### Input for this task ###

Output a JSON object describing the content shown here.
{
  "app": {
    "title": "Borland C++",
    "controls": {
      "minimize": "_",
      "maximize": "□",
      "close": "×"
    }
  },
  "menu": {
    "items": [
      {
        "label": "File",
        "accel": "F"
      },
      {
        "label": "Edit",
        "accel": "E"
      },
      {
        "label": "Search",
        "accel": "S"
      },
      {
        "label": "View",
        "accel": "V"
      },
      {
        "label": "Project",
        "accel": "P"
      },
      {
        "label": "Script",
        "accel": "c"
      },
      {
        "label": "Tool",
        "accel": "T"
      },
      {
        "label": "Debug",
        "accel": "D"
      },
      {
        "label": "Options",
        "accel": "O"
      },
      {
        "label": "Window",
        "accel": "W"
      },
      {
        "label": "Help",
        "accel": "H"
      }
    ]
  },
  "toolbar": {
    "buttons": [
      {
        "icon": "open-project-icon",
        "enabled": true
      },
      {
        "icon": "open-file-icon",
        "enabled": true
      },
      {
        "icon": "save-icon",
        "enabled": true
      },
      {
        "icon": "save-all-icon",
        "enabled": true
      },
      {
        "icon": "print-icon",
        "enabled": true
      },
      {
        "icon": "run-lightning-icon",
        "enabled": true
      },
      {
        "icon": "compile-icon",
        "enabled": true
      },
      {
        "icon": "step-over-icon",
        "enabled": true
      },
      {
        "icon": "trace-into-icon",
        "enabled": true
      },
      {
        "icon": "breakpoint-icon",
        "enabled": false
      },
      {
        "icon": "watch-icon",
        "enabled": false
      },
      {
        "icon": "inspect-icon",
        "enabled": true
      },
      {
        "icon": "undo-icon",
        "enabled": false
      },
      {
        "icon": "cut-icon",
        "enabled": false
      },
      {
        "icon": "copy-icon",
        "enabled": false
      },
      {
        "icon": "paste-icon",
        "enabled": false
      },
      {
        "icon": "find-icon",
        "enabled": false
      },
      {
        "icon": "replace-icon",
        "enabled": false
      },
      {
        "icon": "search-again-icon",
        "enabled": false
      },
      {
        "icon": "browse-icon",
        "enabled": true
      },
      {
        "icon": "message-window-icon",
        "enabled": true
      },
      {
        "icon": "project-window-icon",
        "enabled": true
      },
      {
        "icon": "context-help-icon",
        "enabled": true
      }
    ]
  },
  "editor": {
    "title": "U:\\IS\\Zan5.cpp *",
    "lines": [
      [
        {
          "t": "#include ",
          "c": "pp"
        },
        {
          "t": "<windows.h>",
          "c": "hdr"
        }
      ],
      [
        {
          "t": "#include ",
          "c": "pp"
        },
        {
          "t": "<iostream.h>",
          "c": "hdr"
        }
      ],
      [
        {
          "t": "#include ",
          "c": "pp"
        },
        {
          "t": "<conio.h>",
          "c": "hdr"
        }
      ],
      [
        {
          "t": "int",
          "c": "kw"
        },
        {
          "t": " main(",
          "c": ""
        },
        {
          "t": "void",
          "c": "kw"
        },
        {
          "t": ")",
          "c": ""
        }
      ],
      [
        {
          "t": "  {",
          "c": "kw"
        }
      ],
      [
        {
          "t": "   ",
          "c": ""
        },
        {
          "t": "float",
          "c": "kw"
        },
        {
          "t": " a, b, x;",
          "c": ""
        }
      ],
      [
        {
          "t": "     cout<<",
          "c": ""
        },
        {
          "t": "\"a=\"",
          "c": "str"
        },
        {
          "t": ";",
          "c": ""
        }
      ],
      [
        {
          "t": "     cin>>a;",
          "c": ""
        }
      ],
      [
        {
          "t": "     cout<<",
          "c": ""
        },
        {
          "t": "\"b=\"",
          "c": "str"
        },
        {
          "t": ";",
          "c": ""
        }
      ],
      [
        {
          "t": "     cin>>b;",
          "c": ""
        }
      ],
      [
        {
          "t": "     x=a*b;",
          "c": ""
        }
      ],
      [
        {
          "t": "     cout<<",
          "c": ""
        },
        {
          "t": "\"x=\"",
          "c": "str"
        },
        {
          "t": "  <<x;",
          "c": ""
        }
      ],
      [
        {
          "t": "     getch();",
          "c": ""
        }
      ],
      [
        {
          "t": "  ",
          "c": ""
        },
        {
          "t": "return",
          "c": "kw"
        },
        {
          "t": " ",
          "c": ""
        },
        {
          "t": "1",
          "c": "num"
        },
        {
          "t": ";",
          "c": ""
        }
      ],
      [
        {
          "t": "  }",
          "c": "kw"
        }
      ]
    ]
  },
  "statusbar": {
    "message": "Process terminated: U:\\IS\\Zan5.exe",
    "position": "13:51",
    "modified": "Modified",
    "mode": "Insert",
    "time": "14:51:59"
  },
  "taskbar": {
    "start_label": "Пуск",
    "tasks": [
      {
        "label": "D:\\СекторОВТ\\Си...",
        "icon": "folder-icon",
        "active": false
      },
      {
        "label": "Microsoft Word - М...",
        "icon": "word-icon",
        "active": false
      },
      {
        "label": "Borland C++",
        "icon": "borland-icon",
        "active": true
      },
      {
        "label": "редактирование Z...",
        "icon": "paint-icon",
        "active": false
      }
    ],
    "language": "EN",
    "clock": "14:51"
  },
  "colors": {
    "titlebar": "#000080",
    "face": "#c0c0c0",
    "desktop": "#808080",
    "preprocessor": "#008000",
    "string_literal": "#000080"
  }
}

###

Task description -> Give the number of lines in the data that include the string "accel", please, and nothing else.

Answer to this exercise -> 11